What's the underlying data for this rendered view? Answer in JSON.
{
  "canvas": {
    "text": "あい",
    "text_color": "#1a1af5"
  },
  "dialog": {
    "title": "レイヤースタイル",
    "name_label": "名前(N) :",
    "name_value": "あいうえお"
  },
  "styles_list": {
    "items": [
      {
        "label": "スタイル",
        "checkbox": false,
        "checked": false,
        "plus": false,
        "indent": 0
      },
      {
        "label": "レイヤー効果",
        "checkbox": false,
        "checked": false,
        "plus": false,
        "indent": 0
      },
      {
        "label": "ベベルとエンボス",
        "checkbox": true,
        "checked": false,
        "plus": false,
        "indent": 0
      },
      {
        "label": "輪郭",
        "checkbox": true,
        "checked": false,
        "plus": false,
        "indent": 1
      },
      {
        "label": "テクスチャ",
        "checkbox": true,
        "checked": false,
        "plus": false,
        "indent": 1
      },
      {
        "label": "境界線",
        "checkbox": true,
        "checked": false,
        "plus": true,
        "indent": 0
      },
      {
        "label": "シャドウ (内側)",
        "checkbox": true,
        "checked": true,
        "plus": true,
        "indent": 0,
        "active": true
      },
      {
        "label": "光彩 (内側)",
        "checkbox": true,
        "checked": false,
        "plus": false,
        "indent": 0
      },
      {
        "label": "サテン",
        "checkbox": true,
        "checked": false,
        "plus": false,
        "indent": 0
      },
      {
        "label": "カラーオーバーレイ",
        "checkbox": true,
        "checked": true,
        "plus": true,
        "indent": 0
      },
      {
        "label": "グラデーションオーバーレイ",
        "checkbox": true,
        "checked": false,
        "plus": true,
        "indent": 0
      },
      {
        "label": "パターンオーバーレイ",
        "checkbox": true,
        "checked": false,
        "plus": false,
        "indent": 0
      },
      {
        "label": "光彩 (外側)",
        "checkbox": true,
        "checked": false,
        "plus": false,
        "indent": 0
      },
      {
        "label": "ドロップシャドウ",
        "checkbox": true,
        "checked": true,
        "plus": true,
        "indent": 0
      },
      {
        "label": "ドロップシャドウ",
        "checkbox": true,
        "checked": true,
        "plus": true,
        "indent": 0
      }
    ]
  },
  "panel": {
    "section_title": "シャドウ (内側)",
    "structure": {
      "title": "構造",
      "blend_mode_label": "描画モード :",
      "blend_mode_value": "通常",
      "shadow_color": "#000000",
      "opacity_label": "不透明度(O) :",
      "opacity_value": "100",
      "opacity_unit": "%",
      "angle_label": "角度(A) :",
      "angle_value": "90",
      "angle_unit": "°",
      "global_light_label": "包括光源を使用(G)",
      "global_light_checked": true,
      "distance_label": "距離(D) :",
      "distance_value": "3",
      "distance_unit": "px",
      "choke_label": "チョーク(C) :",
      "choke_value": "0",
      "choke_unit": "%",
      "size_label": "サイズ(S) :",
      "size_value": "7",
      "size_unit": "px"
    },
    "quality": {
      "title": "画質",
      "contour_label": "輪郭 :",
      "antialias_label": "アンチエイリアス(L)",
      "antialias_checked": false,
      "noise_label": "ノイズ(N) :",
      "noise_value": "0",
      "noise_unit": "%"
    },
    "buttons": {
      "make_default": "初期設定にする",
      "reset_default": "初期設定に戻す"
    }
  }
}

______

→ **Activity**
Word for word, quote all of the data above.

→ **Result for this exercise**
What's the underlying data for this rendered view? Answer in JSON.
{
  "canvas": {
    "text": "あい",
    "text_color": "#1a1af5"
  },
  "dialog": {
    "title": "レイヤースタイル",
    "name_label": "名前(N) :",
    "name_value": "あいうえお"
  },
  "styles_list": {
    "items": [
      {
        "label": "スタイル",
        "checkbox": false,
        "checked": false,
        "plus": false,
        "indent": 0
      },
      {
        "label": "レイヤー効果",
        "checkbox": false,
        "checked": false,
        "plus": false,
        "indent": 0
      },
      {
        "label": "ベベルとエンボス",
        "checkbox": true,
        "checked": false,
        "plus": false,
        "indent": 0
      },
      {
        "label": "輪郭",
        "checkbox": true,
        "checked": false,
        "plus": false,
        "indent": 1
      },
      {
        "label": "テクスチャ",
        "checkbox": true,
        "checked": false,
        "plus": false,
        "indent": 1
      },
      {
        "label": "境界線",
        "checkbox": true,
        "checked": false,
        "plus": true,
        "indent": 0
      },
      {
        "label": "シャドウ (内側)",
        "checkbox": true,
        "checked": true,
        "plus": true,
        "indent": 0,
        "active": true
      },
      {
        "label": "光彩 (内側)",
        "checkbox": true,
        "checked": false,
        "plus": false,
        "indent": 0
      },
      {
        "label": "サテン",
        "checkbox": true,
        "checked": false,
        "plus": false,
        "indent": 0
      },
      {
        "label": "カラーオーバーレイ",
        "checkbox": true,
        "checked": true,
        "plus": true,
        "indent": 0
      },
      {
        "label": "グラデーションオーバーレイ",
        "checkbox": true,
        "checked": false,
        "plus": true,
        "indent": 0
      },
      {
        "label": "パターンオーバーレイ",
        "checkbox": true,
        "checked": false,
        "plus": false,
        "indent": 0
      },
      {
        "label": "光彩 (外側)",
        "checkbox": true,
        "checked": false,
        "plus": false,
        "indent": 0
      },
      {
        "label": "ドロップシャドウ",
        "checkbox": true,
        "checked": true,
        "plus": true,
        "indent": 0
      },
      {
        "label": "ドロップシャドウ",
        "checkbox": true,
        "checked": true,
        "plus": true,
        "indent": 0
      }
    ]
  },
  "panel": {
    "section_title": "シャドウ (内側)",
    "structure": {
      "title": "構造",
      "blend_mode_label": "描画モード :",
      "blend_mode_value": "通常",
      "shadow_color": "#000000",
      "opacity_label": "不透明度(O) :",
      "opacity_value": "100",
      "opacity_unit": "%",
      "angle_label": "角度(A) :",
      "angle_value": "90",
      "angle_unit": "°",
      "global_light_label": "包括光源を使用(G)",
      "global_light_checked": true,
      "distance_label": "距離(D) :",
      "distance_value": "3",
      "distance_unit": "px",
      "choke_label": "チョーク(C) :",
      "choke_value": "0",
      "choke_unit": "%",
      "size_label": "サイズ(S) :",
      "size_value": "7",
      "size_unit": "px"
    },
    "quality": {
      "title": "画質",
      "contour_label": "輪郭 :",
      "antialias_label": "アンチエイリアス(L)",
      "antialias_checked": false,
      "noise_label": "ノイズ(N) :",
      "noise_value": "0",
      "noise_unit": "%"
    },
    "buttons": {
      "make_default": "初期設定にする",
      "reset_default": "初期設定に戻す"
    }
  }
}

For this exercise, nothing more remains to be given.